- [Exercise aim]: Return the data exactly, with all pictures removed.

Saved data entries

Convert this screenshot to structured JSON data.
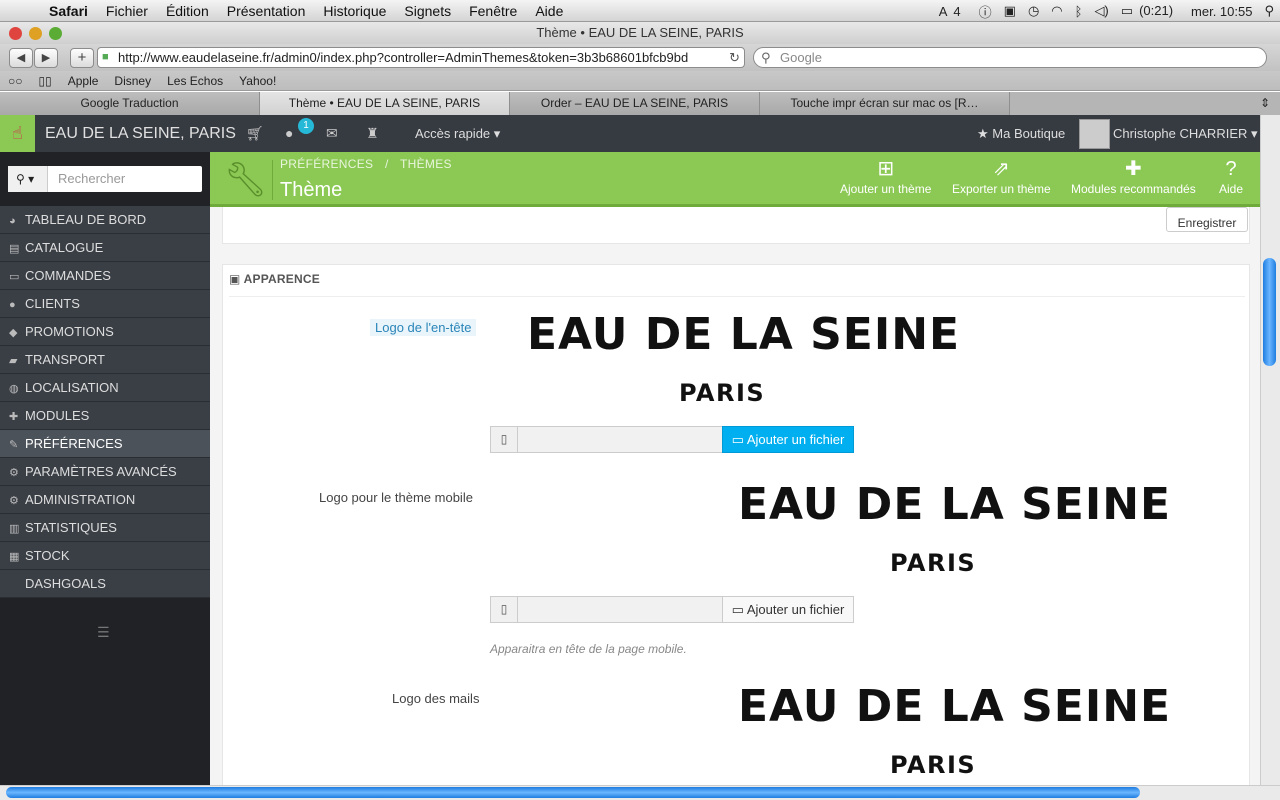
{
  "menubar": {
    "app": "Safari",
    "items": [
      "Fichier",
      "Édition",
      "Présentation",
      "Historique",
      "Signets",
      "Fenêtre",
      "Aide"
    ],
    "status": {
      "adobe": "4",
      "battery": "(0:21)",
      "clock": "mer. 10:55"
    }
  },
  "window": {
    "title": "Thème • EAU DE LA SEINE, PARIS"
  },
  "browser": {
    "url": "http://www.eaudelaseine.fr/admin0/index.php?controller=AdminThemes&token=3b3b68601bfcb9bd",
    "search_placeholder": "Google",
    "bookmarks": [
      "Apple",
      "Disney",
      "Les Echos",
      "Yahoo!"
    ],
    "tabs": [
      {
        "label": "Google Traduction",
        "active": false
      },
      {
        "label": "Thème • EAU DE LA SEINE, PARIS",
        "active": true
      },
      {
        "label": "Order – EAU DE LA SEINE, PARIS",
        "active": false
      },
      {
        "label": "Touche impr écran sur mac os [R…",
        "active": false
      }
    ]
  },
  "header": {
    "shop_name": "EAU DE LA SEINE, PARIS",
    "notif_count": "1",
    "quick_access": "Accès rapide",
    "my_shop": "Ma Boutique",
    "user": "Christophe CHARRIER"
  },
  "sidebar": {
    "search_placeholder": "Rechercher",
    "items": [
      {
        "label": "TABLEAU DE BORD",
        "icon": "dashboard-icon",
        "glyph": "◕"
      },
      {
        "label": "CATALOGUE",
        "icon": "book-icon",
        "glyph": "▤"
      },
      {
        "label": "COMMANDES",
        "icon": "credit-card-icon",
        "glyph": "▭"
      },
      {
        "label": "CLIENTS",
        "icon": "users-icon",
        "glyph": "●"
      },
      {
        "label": "PROMOTIONS",
        "icon": "tags-icon",
        "glyph": "◆"
      },
      {
        "label": "TRANSPORT",
        "icon": "truck-icon",
        "glyph": "▰"
      },
      {
        "label": "LOCALISATION",
        "icon": "globe-icon",
        "glyph": "◍"
      },
      {
        "label": "MODULES",
        "icon": "puzzle-icon",
        "glyph": "✚"
      },
      {
        "label": "PRÉFÉRENCES",
        "icon": "wrench-icon",
        "glyph": "✎"
      },
      {
        "label": "PARAMÈTRES AVANCÉS",
        "icon": "cogs-icon",
        "glyph": "⚙"
      },
      {
        "label": "ADMINISTRATION",
        "icon": "cog-icon",
        "glyph": "⚙"
      },
      {
        "label": "STATISTIQUES",
        "icon": "bar-chart-icon",
        "glyph": "▥"
      },
      {
        "label": "STOCK",
        "icon": "archive-icon",
        "glyph": "▦"
      },
      {
        "label": "DASHGOALS",
        "icon": "",
        "glyph": ""
      }
    ]
  },
  "page": {
    "breadcrumb": [
      "PRÉFÉRENCES",
      "THÈMES"
    ],
    "breadcrumb_sep": "/",
    "title": "Thème",
    "toolbar": [
      "Ajouter un thème",
      "Exporter un thème",
      "Modules recommandés",
      "Aide"
    ]
  },
  "content": {
    "save_label": "Enregistrer",
    "panel_title": "APPARENCE",
    "logo_text": "EAU DE LA SEINE",
    "logo_sub": "PARIS",
    "fields": [
      {
        "label": "Logo de l'en-tête",
        "button": "Ajouter un fichier"
      },
      {
        "label": "Logo pour le thème mobile",
        "button": "Ajouter un fichier",
        "help": "Apparaitra en tête de la page mobile."
      },
      {
        "label": "Logo des mails"
      }
    ]
  }
}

- [Solution below]:
Convert this screenshot to structured JSON data.
{
  "menubar": {
    "app": "Safari",
    "items": [
      "Fichier",
      "Édition",
      "Présentation",
      "Historique",
      "Signets",
      "Fenêtre",
      "Aide"
    ],
    "status": {
      "adobe": "4",
      "battery": "(0:21)",
      "clock": "mer. 10:55"
    }
  },
  "window": {
    "title": "Thème • EAU DE LA SEINE, PARIS"
  },
  "browser": {
    "url": "http://www.eaudelaseine.fr/admin0/index.php?controller=AdminThemes&token=3b3b68601bfcb9bd",
    "search_placeholder": "Google",
    "bookmarks": [
      "Apple",
      "Disney",
      "Les Echos",
      "Yahoo!"
    ],
    "tabs": [
      {
        "label": "Google Traduction",
        "active": false
      },
      {
        "label": "Thème • EAU DE LA SEINE, PARIS",
        "active": true
      },
      {
        "label": "Order – EAU DE LA SEINE, PARIS",
        "active": false
      },
      {
        "label": "Touche impr écran sur mac os [R…",
        "active": false
      }
    ]
  },
  "header": {
    "shop_name": "EAU DE LA SEINE, PARIS",
    "notif_count": "1",
    "quick_access": "Accès rapide",
    "my_shop": "Ma Boutique",
    "user": "Christophe CHARRIER"
  },
  "sidebar": {
    "search_placeholder": "Rechercher",
    "items": [
      {
        "label": "TABLEAU DE BORD",
        "icon": "dashboard-icon",
        "glyph": "◕"
      },
      {
        "label": "CATALOGUE",
        "icon": "book-icon",
        "glyph": "▤"
      },
      {
        "label": "COMMANDES",
        "icon": "credit-card-icon",
        "glyph": "▭"
      },
      {
        "label": "CLIENTS",
        "icon": "users-icon",
        "glyph": "●"
      },
      {
        "label": "PROMOTIONS",
        "icon": "tags-icon",
        "glyph": "◆"
      },
      {
        "label": "TRANSPORT",
        "icon": "truck-icon",
        "glyph": "▰"
      },
      {
        "label": "LOCALISATION",
        "icon": "globe-icon",
        "glyph": "◍"
      },
      {
        "label": "MODULES",
        "icon": "puzzle-icon",
        "glyph": "✚"
      },
      {
        "label": "PRÉFÉRENCES",
        "icon": "wrench-icon",
        "glyph": "✎"
      },
      {
        "label": "PARAMÈTRES AVANCÉS",
        "icon": "cogs-icon",
        "glyph": "⚙"
      },
      {
        "label": "ADMINISTRATION",
        "icon": "cog-icon",
        "glyph": "⚙"
      },
      {
        "label": "STATISTIQUES",
        "icon": "bar-chart-icon",
        "glyph": "▥"
      },
      {
        "label": "STOCK",
        "icon": "archive-icon",
        "glyph": "▦"
      },
      {
        "label": "DASHGOALS",
        "icon": "",
        "glyph": ""
      }
    ]
  },
  "page": {
    "breadcrumb": [
      "PRÉFÉRENCES",
      "THÈMES"
    ],
    "breadcrumb_sep": "/",
    "title": "Thème",
    "toolbar": [
      "Ajouter un thème",
      "Exporter un thème",
      "Modules recommandés",
      "Aide"
    ]
  },
  "content": {
    "save_label": "Enregistrer",
    "panel_title": "APPARENCE",
    "logo_text": "EAU DE LA SEINE",
    "logo_sub": "PARIS",
    "fields": [
      {
        "label": "Logo de l'en-tête",
        "button": "Ajouter un fichier"
      },
      {
        "label": "Logo pour le thème mobile",
        "button": "Ajouter un fichier",
        "help": "Apparaitra en tête de la page mobile."
      },
      {
        "label": "Logo des mails"
      }
    ]
  }
}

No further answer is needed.